- _YOUR OBJECTIVE_
Examine the records below. Report how many of their lines contain the word "from", with no other content.
** RECORDS SHOWN follows **
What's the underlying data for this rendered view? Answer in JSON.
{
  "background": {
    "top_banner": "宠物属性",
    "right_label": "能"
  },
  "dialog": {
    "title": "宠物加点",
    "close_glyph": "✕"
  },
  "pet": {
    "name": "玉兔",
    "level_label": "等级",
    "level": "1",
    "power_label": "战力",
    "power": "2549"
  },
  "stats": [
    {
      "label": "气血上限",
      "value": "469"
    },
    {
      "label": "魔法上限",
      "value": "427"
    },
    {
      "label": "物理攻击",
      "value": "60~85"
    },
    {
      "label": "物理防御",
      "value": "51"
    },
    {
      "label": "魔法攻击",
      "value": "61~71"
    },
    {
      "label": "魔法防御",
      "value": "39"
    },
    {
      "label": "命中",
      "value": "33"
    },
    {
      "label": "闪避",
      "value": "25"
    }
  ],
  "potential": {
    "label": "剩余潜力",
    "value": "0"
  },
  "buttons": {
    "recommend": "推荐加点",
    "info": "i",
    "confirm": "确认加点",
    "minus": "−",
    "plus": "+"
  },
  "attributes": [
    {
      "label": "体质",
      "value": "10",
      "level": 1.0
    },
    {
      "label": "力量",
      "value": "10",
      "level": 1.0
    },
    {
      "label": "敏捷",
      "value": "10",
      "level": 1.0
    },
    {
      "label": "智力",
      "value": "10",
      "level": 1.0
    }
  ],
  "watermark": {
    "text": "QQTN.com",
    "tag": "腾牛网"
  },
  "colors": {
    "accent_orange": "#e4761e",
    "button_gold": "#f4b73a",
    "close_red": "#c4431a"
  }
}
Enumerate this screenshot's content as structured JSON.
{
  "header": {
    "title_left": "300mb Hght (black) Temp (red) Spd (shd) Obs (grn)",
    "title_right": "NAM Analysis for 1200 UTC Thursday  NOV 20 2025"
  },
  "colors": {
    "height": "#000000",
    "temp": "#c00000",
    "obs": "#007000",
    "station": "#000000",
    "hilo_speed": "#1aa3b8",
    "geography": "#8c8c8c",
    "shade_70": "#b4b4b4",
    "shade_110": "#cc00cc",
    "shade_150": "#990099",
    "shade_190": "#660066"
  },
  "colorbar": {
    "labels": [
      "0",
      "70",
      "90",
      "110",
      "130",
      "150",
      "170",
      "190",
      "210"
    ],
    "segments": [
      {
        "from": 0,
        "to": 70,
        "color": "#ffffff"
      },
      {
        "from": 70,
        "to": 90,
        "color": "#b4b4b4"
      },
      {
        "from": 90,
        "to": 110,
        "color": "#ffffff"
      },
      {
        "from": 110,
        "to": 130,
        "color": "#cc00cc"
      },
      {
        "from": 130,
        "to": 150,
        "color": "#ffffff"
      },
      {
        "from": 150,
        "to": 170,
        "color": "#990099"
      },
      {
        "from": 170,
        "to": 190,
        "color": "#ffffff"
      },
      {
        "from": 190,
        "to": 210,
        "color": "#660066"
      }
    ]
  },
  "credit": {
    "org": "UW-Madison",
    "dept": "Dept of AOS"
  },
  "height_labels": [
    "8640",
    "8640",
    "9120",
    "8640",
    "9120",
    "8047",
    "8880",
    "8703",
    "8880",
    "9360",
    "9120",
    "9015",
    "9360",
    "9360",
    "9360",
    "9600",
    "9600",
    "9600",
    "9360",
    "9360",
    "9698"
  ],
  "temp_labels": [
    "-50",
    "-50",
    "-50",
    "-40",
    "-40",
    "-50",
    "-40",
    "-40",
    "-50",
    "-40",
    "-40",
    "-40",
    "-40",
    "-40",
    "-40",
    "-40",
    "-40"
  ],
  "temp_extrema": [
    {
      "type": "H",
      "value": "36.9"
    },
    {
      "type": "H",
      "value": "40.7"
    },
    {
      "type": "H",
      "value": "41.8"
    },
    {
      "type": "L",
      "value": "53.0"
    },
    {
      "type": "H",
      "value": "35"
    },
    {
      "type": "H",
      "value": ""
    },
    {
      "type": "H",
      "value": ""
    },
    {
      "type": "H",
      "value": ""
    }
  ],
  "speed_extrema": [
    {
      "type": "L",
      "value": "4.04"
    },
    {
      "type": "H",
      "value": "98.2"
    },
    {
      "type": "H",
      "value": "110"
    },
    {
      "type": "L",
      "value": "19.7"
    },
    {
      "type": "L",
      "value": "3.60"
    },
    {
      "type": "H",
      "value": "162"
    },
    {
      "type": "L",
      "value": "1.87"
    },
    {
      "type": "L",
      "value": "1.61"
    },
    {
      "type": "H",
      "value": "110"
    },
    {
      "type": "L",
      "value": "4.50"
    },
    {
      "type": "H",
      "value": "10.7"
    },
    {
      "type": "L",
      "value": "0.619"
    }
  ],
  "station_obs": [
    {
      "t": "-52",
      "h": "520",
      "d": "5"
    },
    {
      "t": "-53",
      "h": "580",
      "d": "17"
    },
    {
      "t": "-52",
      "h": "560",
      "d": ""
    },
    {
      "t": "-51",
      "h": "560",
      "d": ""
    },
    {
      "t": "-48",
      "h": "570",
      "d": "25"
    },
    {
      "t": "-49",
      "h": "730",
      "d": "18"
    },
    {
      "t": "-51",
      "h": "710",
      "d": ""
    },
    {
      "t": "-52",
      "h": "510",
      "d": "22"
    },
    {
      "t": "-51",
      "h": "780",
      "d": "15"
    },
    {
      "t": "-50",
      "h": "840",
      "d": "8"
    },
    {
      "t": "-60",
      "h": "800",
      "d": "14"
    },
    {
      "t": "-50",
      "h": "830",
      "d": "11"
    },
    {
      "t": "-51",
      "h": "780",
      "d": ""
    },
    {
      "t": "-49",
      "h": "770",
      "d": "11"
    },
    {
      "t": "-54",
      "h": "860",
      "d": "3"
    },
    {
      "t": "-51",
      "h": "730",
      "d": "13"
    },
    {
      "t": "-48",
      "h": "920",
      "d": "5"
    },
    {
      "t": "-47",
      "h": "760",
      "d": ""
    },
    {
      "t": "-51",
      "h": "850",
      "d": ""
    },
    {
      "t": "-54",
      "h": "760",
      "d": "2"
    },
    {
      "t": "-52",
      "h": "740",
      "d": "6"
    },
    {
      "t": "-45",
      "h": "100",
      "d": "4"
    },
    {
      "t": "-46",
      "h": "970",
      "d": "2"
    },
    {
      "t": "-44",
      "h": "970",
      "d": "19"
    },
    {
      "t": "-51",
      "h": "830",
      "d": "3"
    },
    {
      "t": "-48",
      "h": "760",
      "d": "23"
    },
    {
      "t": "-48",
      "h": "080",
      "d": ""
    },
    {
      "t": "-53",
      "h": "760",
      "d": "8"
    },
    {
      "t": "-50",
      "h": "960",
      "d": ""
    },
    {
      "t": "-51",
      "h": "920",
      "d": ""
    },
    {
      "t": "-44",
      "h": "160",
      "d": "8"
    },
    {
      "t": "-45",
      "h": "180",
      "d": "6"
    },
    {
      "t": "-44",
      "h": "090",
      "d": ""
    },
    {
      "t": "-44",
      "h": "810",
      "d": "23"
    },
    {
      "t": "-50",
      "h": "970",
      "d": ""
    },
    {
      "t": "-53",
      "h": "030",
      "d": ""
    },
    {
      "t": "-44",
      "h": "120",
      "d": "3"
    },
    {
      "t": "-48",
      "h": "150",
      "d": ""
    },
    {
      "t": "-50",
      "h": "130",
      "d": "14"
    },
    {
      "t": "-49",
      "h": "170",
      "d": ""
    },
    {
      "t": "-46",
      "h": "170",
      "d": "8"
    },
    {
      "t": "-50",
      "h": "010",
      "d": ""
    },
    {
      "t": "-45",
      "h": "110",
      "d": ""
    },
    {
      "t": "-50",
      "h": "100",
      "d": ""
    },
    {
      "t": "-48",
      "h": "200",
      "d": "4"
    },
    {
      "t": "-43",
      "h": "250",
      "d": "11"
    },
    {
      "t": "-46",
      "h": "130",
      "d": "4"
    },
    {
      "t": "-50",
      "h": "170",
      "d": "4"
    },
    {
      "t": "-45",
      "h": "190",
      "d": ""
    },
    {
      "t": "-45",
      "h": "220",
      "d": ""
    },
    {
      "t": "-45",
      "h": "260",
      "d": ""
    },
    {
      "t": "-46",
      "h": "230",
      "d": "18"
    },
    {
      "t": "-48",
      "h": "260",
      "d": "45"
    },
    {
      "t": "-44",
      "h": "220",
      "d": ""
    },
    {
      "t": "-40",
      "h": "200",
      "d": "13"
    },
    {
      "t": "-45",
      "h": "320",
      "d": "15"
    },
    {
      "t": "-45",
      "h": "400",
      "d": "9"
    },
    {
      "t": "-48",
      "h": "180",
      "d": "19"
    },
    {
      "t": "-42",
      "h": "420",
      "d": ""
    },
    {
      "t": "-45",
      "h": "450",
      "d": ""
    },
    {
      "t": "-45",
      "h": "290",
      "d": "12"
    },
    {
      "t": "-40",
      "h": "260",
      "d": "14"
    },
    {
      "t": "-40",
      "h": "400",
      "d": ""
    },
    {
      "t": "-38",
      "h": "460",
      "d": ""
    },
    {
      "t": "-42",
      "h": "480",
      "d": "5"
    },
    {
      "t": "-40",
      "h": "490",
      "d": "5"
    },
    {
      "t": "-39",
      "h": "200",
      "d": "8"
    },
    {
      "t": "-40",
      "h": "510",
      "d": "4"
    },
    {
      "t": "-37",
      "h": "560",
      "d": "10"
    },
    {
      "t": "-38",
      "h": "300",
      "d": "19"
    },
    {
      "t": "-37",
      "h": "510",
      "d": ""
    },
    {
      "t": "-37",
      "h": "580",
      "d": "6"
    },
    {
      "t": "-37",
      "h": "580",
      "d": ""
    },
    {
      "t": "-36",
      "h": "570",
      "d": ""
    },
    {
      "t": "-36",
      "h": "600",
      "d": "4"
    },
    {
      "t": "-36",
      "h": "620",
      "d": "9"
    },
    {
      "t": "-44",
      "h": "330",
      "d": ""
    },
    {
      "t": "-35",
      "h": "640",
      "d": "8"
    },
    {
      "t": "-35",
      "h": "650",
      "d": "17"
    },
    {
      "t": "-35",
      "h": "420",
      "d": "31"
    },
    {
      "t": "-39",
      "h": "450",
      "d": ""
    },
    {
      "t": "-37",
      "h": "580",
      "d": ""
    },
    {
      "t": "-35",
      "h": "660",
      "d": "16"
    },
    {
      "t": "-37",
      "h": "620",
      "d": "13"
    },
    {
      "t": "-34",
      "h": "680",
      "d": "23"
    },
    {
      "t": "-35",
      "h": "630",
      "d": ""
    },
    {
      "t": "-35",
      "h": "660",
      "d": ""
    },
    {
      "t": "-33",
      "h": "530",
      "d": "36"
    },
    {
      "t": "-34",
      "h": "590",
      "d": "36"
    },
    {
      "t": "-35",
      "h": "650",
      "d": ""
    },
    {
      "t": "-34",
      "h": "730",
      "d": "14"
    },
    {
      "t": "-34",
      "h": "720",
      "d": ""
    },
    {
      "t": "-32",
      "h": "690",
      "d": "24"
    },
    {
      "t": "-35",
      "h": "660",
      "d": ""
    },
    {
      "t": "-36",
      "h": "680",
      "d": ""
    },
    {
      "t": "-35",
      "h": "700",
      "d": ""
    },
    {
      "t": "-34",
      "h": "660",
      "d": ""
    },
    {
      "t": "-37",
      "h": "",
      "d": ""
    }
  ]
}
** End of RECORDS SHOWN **
- _RESPONSE BOX_
8